We all too often simply put all food items into the refrigerator because we tend to believe that all foods need to be kept chilled in order to stay fresh and not spoil. While many prepared items should be refrigerated, there are certain items, produce and products that should not be refrigerated. In this article we will let you know what items should be refrigerated and which ones should be kept at room temperature.
Items That Should Not Be Refrigerated
Sure, if you slice a tomato and only use half of it, you should put the other half in the refrigerator to extend its life an extra day or so. However, for whole fresh tomatoes, the refrigerator is a death sentence. When in the refrigerator, tomatoes tend to get soft in certain spots, and the meat inside begins to break itself down. Also, you will notice a duller flavor from refrigerated tomatoes, so store tomatoes outside of a bag at room temperature in a bowl or in a pantry.
Onions are not favorable of the refrigerator. Not only does the cold dull the bite the have, but onions will not last as long in the refrigerator as they will stored at room temperature. Store onions in a mesh bag or a container that allows them to “breathe.” Another point that is important to note: do not store onions near potatoes. Potatoes emit gasses from them that when absorbed by onions, causes them to begin to rot. If you find soft mushy spots forming quickly in your onions, you can bet that the potatoes are to blame.

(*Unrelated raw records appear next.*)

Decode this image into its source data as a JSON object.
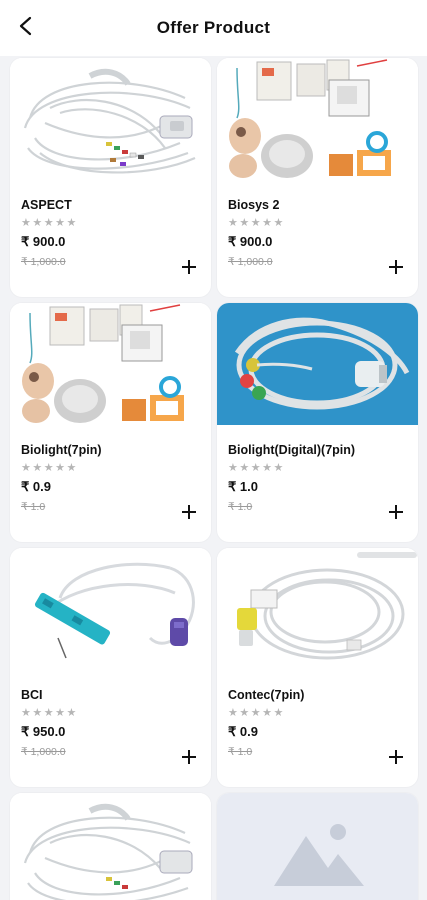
{
  "header": {
    "title": "Offer Product"
  },
  "icons": {
    "back": "back-arrow-icon",
    "add": "plus-icon",
    "rating": "star-icon",
    "placeholder": "image-placeholder-icon"
  },
  "products": [
    {
      "name": "ASPECT",
      "stars": "★★★★★",
      "price": "₹ 900.0",
      "mrp": "₹ 1,000.0",
      "image": "ecg-cable"
    },
    {
      "name": "Biosys 2",
      "stars": "★★★★★",
      "price": "₹ 900.0",
      "mrp": "₹ 1,000.0",
      "image": "defib-pads"
    },
    {
      "name": "Biolight(7pin)",
      "stars": "★★★★★",
      "price": "₹ 0.9",
      "mrp": "₹ 1.0",
      "image": "defib-pads"
    },
    {
      "name": "Biolight(Digital)(7pin)",
      "stars": "★★★★★",
      "price": "₹ 1.0",
      "mrp": "₹ 1.0",
      "image": "trunk-cable-blue"
    },
    {
      "name": "BCI",
      "stars": "★★★★★",
      "price": "₹ 950.0",
      "mrp": "₹ 1,000.0",
      "image": "spo2-sensor"
    },
    {
      "name": "Contec(7pin)",
      "stars": "★★★★★",
      "price": "₹ 0.9",
      "mrp": "₹ 1.0",
      "image": "coiled-cable"
    },
    {
      "image": "ecg-cable"
    },
    {
      "image": "placeholder"
    }
  ],
  "colors": {
    "background": "#f2f3f6",
    "card": "#ffffff",
    "muted": "#9a9a9a",
    "star": "#b5b5b5",
    "placeholder": "#e8ebf3"
  }
}
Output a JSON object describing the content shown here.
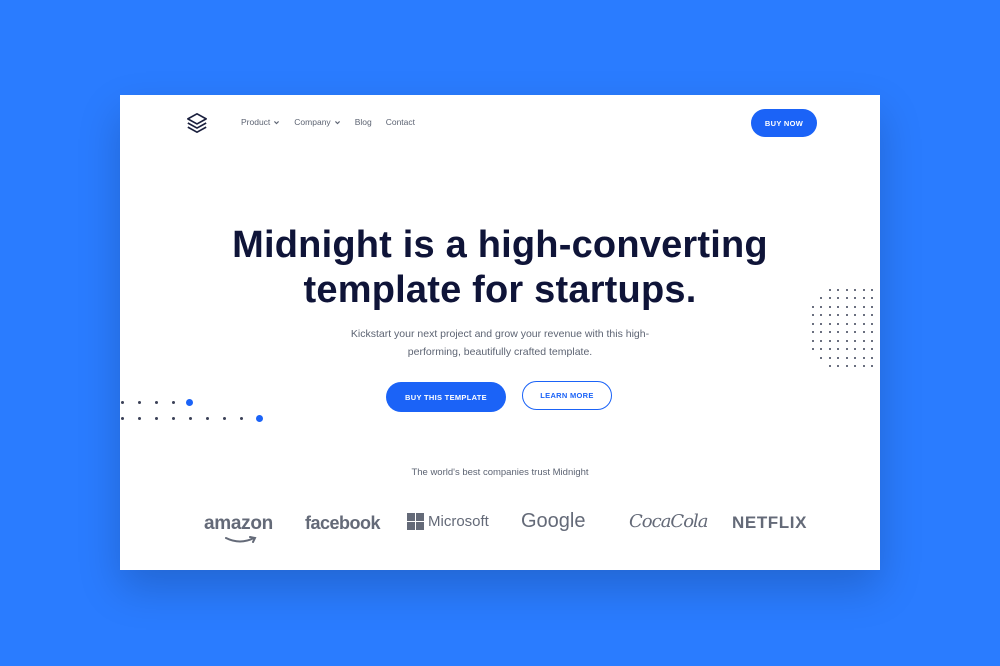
{
  "nav": {
    "logo": "layers-icon",
    "items": [
      {
        "label": "Product",
        "dropdown": true
      },
      {
        "label": "Company",
        "dropdown": true
      },
      {
        "label": "Blog",
        "dropdown": false
      },
      {
        "label": "Contact",
        "dropdown": false
      }
    ],
    "buy_now": "BUY NOW"
  },
  "hero": {
    "title_line1": "Midnight is a high-converting",
    "title_line2": "template for startups.",
    "subtitle": "Kickstart your next project and grow your revenue with this high-performing, beautifully crafted template.",
    "primary_cta": "BUY THIS TEMPLATE",
    "secondary_cta": "LEARN MORE"
  },
  "trust": {
    "text": "The world's best companies trust Midnight",
    "logos": [
      "amazon",
      "facebook",
      "Microsoft",
      "Google",
      "CocaCola",
      "NETFLIX"
    ]
  },
  "colors": {
    "background": "#2a7cff",
    "accent": "#1b63f7",
    "heading": "#0f1438",
    "body_text": "#5d6473",
    "logo_gray": "#646a78"
  }
}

Coffee Beans and coffee grounds are very temperamental when it comes to keeping their flavor “in-tune.” The biggest factor in the change in flavor when refrigerated is the moisture that is in refrigerators and freezers. This moisture attacks the beans and grounds, and leaves the flavor altered in different ways — depending on the original flavor.
Any Type of Squash
Squash in its various forms (butternut, spaghetti, acorn, etc.) are naturally very durable with their skin. While refrigerating most varieties will not adversely affect or change the flavor of the squash, it is unnecessary.
The reasons you don’t want to refrigerate bread items such as loaf breads, bagels or tortillas is two-fold. First, the refrigerator will dry out the breads at an exponential rate. Second, there is still moisture circling in the refrigerator, which can lead to mold on the breads at a faster rate. Instead, store bread items at room temperature in a sealed bag.
Items That Should Be Refrigerated
This is almost a no-brainer, but should be included as a reminder. One of the most misunderstood dairy items is butter; many believe it is safe to keep butter at room temperature, while many others disagree. Well, both parties are correct to a certain degree. Butter can be left in a covered butter dish at room temperature for 5-7 days, after-which it starts to go bad. You usually will not see the type of spoilage that occurs with milk or yogurt, because butter is mostly fat. However, bacteria will start to form after about a week at room temperature, and some of those bacteria cultures may make you sick.
This one might be surprising to some, as nuts such as almonds, peanuts, walnuts and other varieties seem like they would be a “dry good” that doesn’t need to be refrigerated. However, you must remember that nuts are a form of produce just like carrots, lettuce and other fruits and vegetables. Make sure to keep them refrigerated to avoid spoilage and bacterial growth.
Probably the biggest reason why we forget to refrigerate maple syrup is that we constantly see bottles of maple syrup on the breakfast table, or near the condiments of our favorite breakfast diners. Maple syrup, however, can spoil if not refrigerated. Many will be surprised to know that maple syrup has an incredible short shelf life — as little as a month for real syrup without any preservative. When refrigerated, maple syrup’s shelf life can be extended for up to a year. Maple syrup is prone to developing mold, especially in the nozzles of bottles, so check you maple syrup often.
Another item that may take many by surprise, dried fruit seems like it would be fine sitting in the pantry at room temperature, but the truth is that people began drying fruit as a way to extend the shelf life of fruits. It is only an extension, and does not make the fruit non-perishable, but extends the shelf life to about 6 months — if refrigerated.
We have barely scratched the surface of what items should and shouldn’t be refrigerated, but these few examples should serve as a reminder that refrigeration is not a miracle worker that makes food items non-perishable. Refrigeration simply extends the shelf life of some items, and other items it can decrease the shelf life.